- Description of the task
Set down every entry exactly as given. Pictures are to be left out.

- Data for this task
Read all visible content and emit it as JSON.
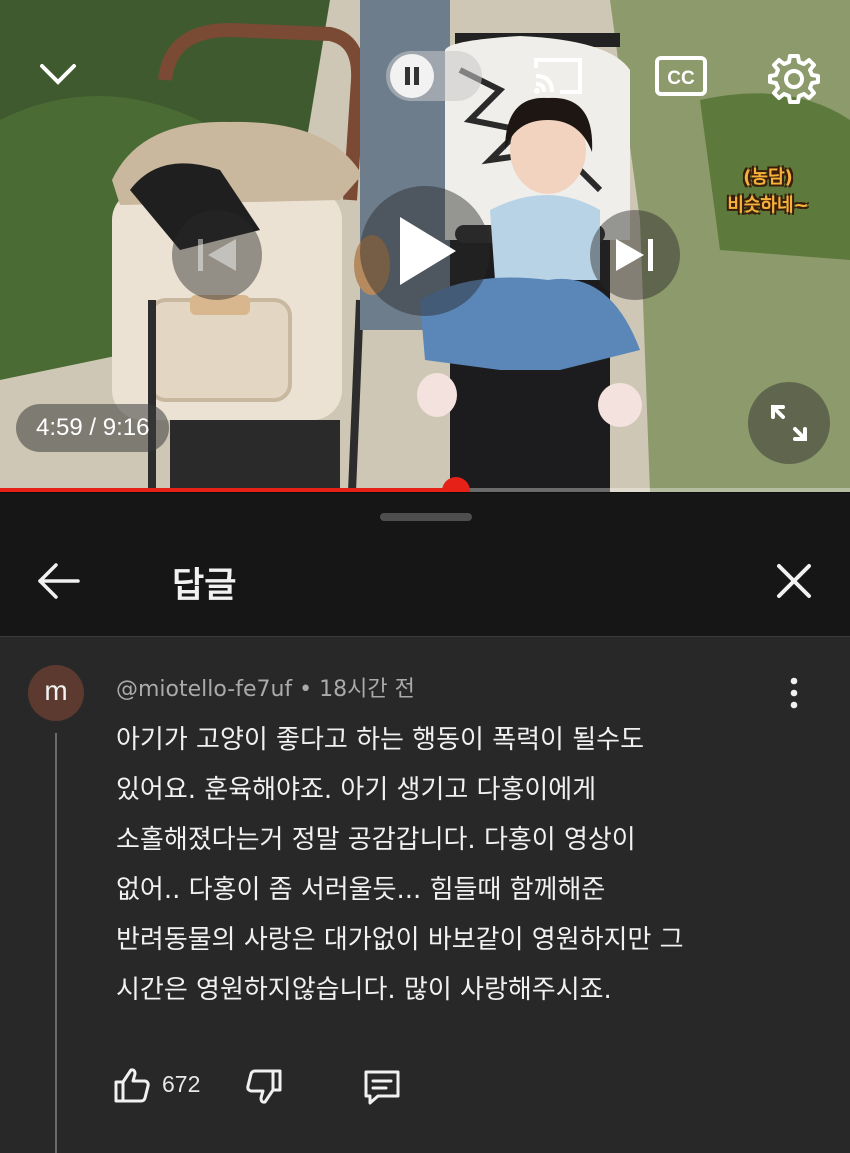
{
  "player": {
    "time_display": "4:59 / 9:16",
    "progress_fraction": 0.537,
    "overlay_caption_line1": "(농담)",
    "overlay_caption_line2": "비슷하네~",
    "accent_color": "#e62117"
  },
  "panel": {
    "title": "답글",
    "back_icon": "arrow-left-icon",
    "close_icon": "close-icon"
  },
  "comment": {
    "avatar_letter": "m",
    "author": "@miotello-fe7uf",
    "separator": " • ",
    "time_ago": "18시간 전",
    "lines": [
      "아기가 고양이 좋다고 하는 행동이 폭력이 될수도",
      "있어요. 훈육해야죠. 아기 생기고 다홍이에게",
      "소홀해졌다는거 정말 공감갑니다. 다홍이 영상이",
      "없어.. 다홍이 좀 서러울듯... 힘들때 함께해준",
      "반려동물의 사랑은 대가없이 바보같이 영원하지만 그",
      "시간은 영원하지않습니다. 많이 사랑해주시죠."
    ],
    "like_count": "672"
  }
}
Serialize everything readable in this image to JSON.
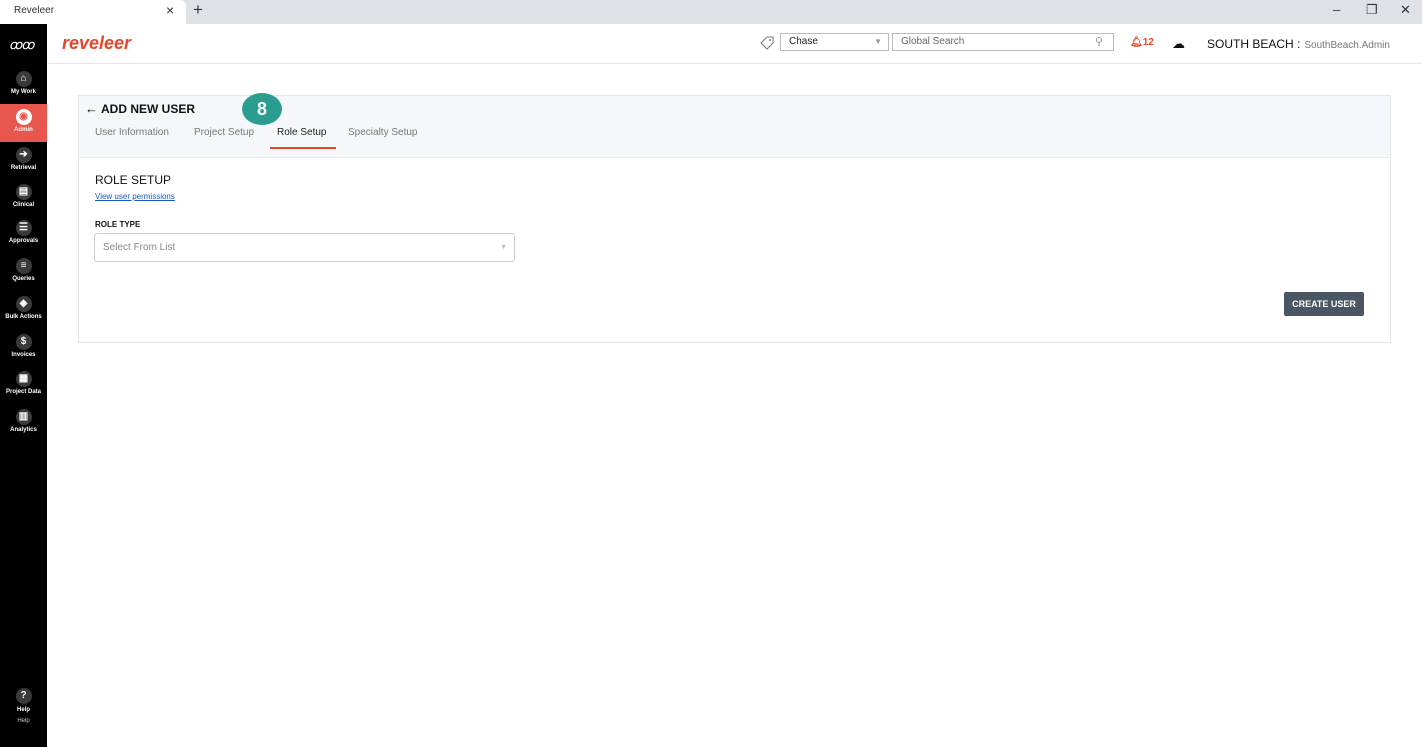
{
  "browser": {
    "tab_title": "Reveleer",
    "tab_close": "×",
    "new_tab": "+",
    "minimize": "–",
    "restore": "❐",
    "close": "✕"
  },
  "brand": {
    "logo_mark": "ꝏꝏ",
    "name": "reveleer"
  },
  "nav": {
    "items": [
      {
        "label": "My Work",
        "icon": "home-icon",
        "glyph": "⌂"
      },
      {
        "label": "Admin",
        "icon": "admin-icon",
        "glyph": "◉"
      },
      {
        "label": "Retrieval",
        "icon": "retrieval-icon",
        "glyph": "➔"
      },
      {
        "label": "Clinical",
        "icon": "clinical-icon",
        "glyph": "▤"
      },
      {
        "label": "Approvals",
        "icon": "approvals-icon",
        "glyph": "☰"
      },
      {
        "label": "Queries",
        "icon": "queries-icon",
        "glyph": "≡"
      },
      {
        "label": "Bulk Actions",
        "icon": "bulk-actions-icon",
        "glyph": "◈"
      },
      {
        "label": "Invoices",
        "icon": "invoices-icon",
        "glyph": "$"
      },
      {
        "label": "Project Data",
        "icon": "project-data-icon",
        "glyph": "▦"
      },
      {
        "label": "Analytics",
        "icon": "analytics-icon",
        "glyph": "▥"
      }
    ],
    "active": "Admin",
    "help": {
      "glyph": "?",
      "label": "Help",
      "label2": "Help"
    }
  },
  "header": {
    "project_select": "Chase",
    "search_placeholder": "Global Search",
    "notifications": "12",
    "org": "SOUTH BEACH :",
    "user": "SouthBeach.Admin"
  },
  "page": {
    "back": "←",
    "title": "ADD NEW USER",
    "tabs": [
      {
        "label": "User Information"
      },
      {
        "label": "Project Setup"
      },
      {
        "label": "Role Setup"
      },
      {
        "label": "Specialty Setup"
      }
    ],
    "active_tab": "Role Setup",
    "step_badge": "8",
    "section_title": "ROLE SETUP",
    "permissions_link": "View user permissions",
    "role_type_label": "ROLE TYPE",
    "role_type_placeholder": "Select From List",
    "create_button": "CREATE USER"
  },
  "colors": {
    "accent": "#e8452c",
    "nav_bg": "#000000",
    "badge": "#2a9d8f",
    "button": "#4a5664"
  }
}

- Solution to the exercise
Read all visible content and emit it as JSON.
{
  "player": {
    "time_display": "4:59 / 9:16",
    "progress_fraction": 0.537,
    "overlay_caption_line1": "(농담)",
    "overlay_caption_line2": "비슷하네~",
    "accent_color": "#e62117"
  },
  "panel": {
    "title": "답글",
    "back_icon": "arrow-left-icon",
    "close_icon": "close-icon"
  },
  "comment": {
    "avatar_letter": "m",
    "author": "@miotello-fe7uf",
    "separator": " • ",
    "time_ago": "18시간 전",
    "lines": [
      "아기가 고양이 좋다고 하는 행동이 폭력이 될수도",
      "있어요. 훈육해야죠. 아기 생기고 다홍이에게",
      "소홀해졌다는거 정말 공감갑니다. 다홍이 영상이",
      "없어.. 다홍이 좀 서러울듯... 힘들때 함께해준",
      "반려동물의 사랑은 대가없이 바보같이 영원하지만 그",
      "시간은 영원하지않습니다. 많이 사랑해주시죠."
    ],
    "like_count": "672"
  }
}
Serialize everything readable in this image to JSON.
{
  "browser": {
    "tab_title": "Reveleer",
    "tab_close": "×",
    "new_tab": "+",
    "minimize": "–",
    "restore": "❐",
    "close": "✕"
  },
  "brand": {
    "logo_mark": "ꝏꝏ",
    "name": "reveleer"
  },
  "nav": {
    "items": [
      {
        "label": "My Work",
        "icon": "home-icon",
        "glyph": "⌂"
      },
      {
        "label": "Admin",
        "icon": "admin-icon",
        "glyph": "◉"
      },
      {
        "label": "Retrieval",
        "icon": "retrieval-icon",
        "glyph": "➔"
      },
      {
        "label": "Clinical",
        "icon": "clinical-icon",
        "glyph": "▤"
      },
      {
        "label": "Approvals",
        "icon": "approvals-icon",
        "glyph": "☰"
      },
      {
        "label": "Queries",
        "icon": "queries-icon",
        "glyph": "≡"
      },
      {
        "label": "Bulk Actions",
        "icon": "bulk-actions-icon",
        "glyph": "◈"
      },
      {
        "label": "Invoices",
        "icon": "invoices-icon",
        "glyph": "$"
      },
      {
        "label": "Project Data",
        "icon": "project-data-icon",
        "glyph": "▦"
      },
      {
        "label": "Analytics",
        "icon": "analytics-icon",
        "glyph": "▥"
      }
    ],
    "active": "Admin",
    "help": {
      "glyph": "?",
      "label": "Help",
      "label2": "Help"
    }
  },
  "header": {
    "project_select": "Chase",
    "search_placeholder": "Global Search",
    "notifications": "12",
    "org": "SOUTH BEACH :",
    "user": "SouthBeach.Admin"
  },
  "page": {
    "back": "←",
    "title": "ADD NEW USER",
    "tabs": [
      {
        "label": "User Information"
      },
      {
        "label": "Project Setup"
      },
      {
        "label": "Role Setup"
      },
      {
        "label": "Specialty Setup"
      }
    ],
    "active_tab": "Role Setup",
    "step_badge": "8",
    "section_title": "ROLE SETUP",
    "permissions_link": "View user permissions",
    "role_type_label": "ROLE TYPE",
    "role_type_placeholder": "Select From List",
    "create_button": "CREATE USER"
  },
  "colors": {
    "accent": "#e8452c",
    "nav_bg": "#000000",
    "badge": "#2a9d8f",
    "button": "#4a5664"
  }
}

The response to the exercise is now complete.